26 June 2008

Coverage United Kingdom Theme Population and Migration

No clear link between marital age gap and divorce

Population Trends 132 - Summer 2008
The likelihood of marriages ending in divorce does not appear to be influenced by the difference in couples ages at marriage according to a new study published today by the Office for National Statistics (ONS). It shows that while there is some evidence of small variations in the proportion of marriages that end in divorce by age difference, there is no evidence of a strong association. The study, using marriage and divorce data for England and Wales from 1963 to 2005, is published in the Summer issue of Population Trends*. It shows that for some marriage generations there may be a relationship between age difference and probability of divorce for individuals who marry above age 30 and are older than their spouse by more than ten years. This is more noticeable for older marriage generations, such as those who married in 1963. Population Trends 132 contains new and up-to-date statistics and feature articles on population and demographic topics. There is an article on the Age differences at marriage and divorce and there are two other feature articles: Estimating the changing population of the oldest old. The 2007 Census test: Evaluation of key objectives

Issued by Office for National Statistics Government Buildings Cardiff Road Newport NP10 8XG Contact Media Office

0845 604 1858

*Population Trends 132 (Summer 2008) Palgrave Macmillan 32.50. Available free on the National Statistics website:
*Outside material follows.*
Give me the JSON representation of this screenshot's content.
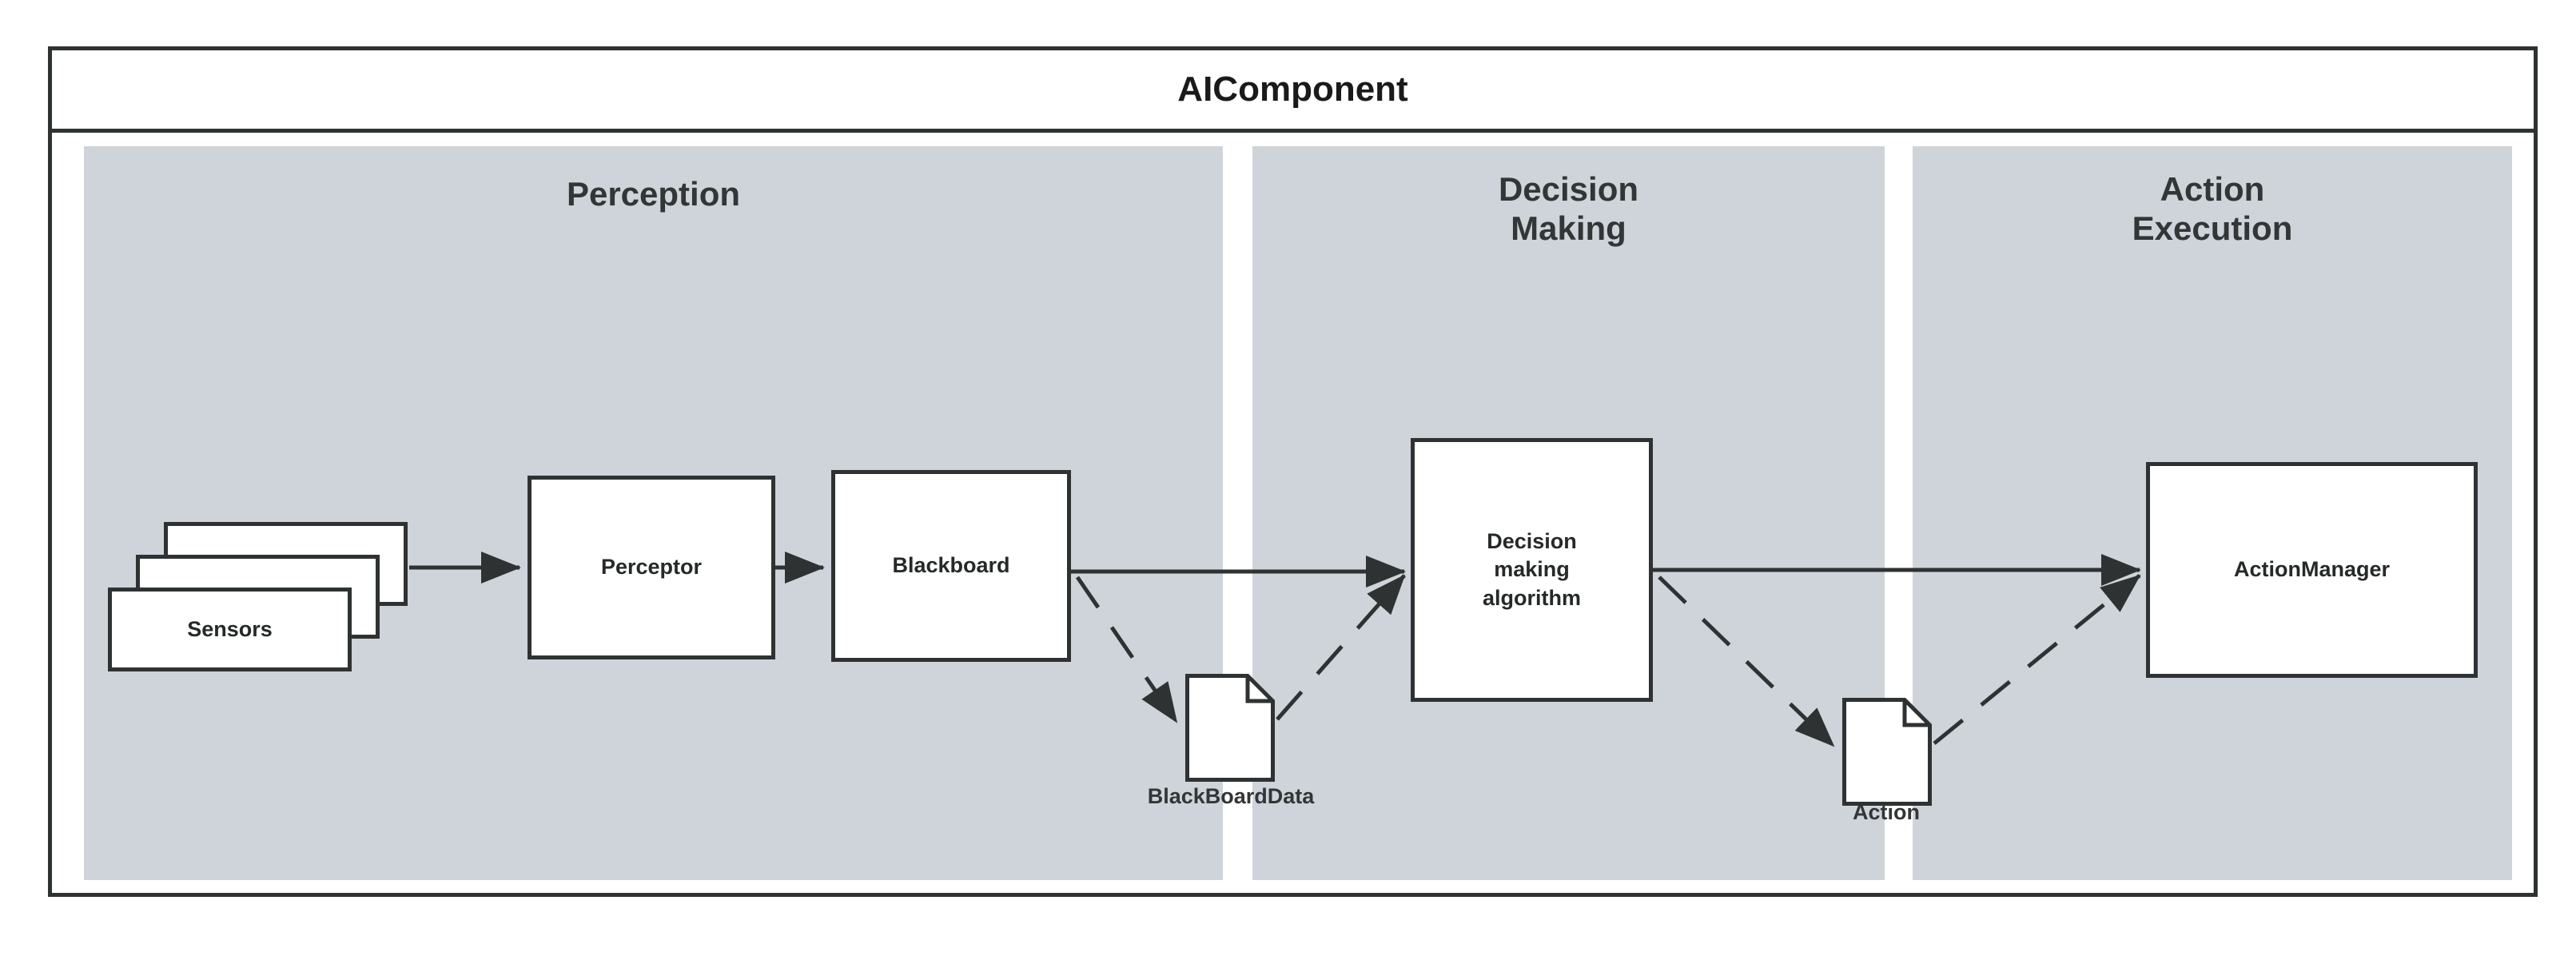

News release: No clear link between marital age gap and divorce

Page 2

Estimating the changing population of the oldest old shows that the increase in centenarians (ages 100 and over) seen between 1951 and 2001 is largely driven by increases in survival between age 80 and 100. It also shows that survival between age 80 and 100 is projected to increase further with the greatest increases seen among men born during the first quarter of the twenty first century. There is one update and one report in this issue, which both cover previously released data: Update: Marriages and divorces during 2005, Adoptions in 2006: England and Wales Report: Marriages in England and Wales, 2006 Other key findings from the article Age differences at marriage and divorce include: Since 1963 there has been a shift in the pattern of marital age differences. In more recent years, the most common age difference is closer to zero (no age gap), suggesting a shift away from the trend in older husbands. Additionally, there continues to be a large spread of age differences, with more recent marriage generations showing a wider range of age gaps than in the past. Changes in the overall pattern of marital age differences are influenced by the characteristics of marrying couples, such as, age at marriage and previous marital status. Two factors influencing the overall trends are changes in the pattern of age differences for first marriages and the increase in the proportion of remarriages over the last forty years. Compared with first marriages, remarriages have a larger spread of age differences. More detailed analysis of divorces by age difference looked at marital status, prior to the marriage in question. This also suggested that marital age difference does not seem to be strongly related to probability of divorce, even when previous marital status is considered.

News release: No clear link between marital age gap and divorce

Page 3

Further research would be required to explore the interaction between age difference and other factors, in particular mortality, which is not included in the analysis.


1. Details of the policy governing the release of new data are available from the press office. 2. National Statistics are produced to high professional standards set out in the National Statistics Code of Practice. They undergo regular quality assurance reviews to ensure that they meet customer needs. They are produced free from any political interference. Crown copyright 2008.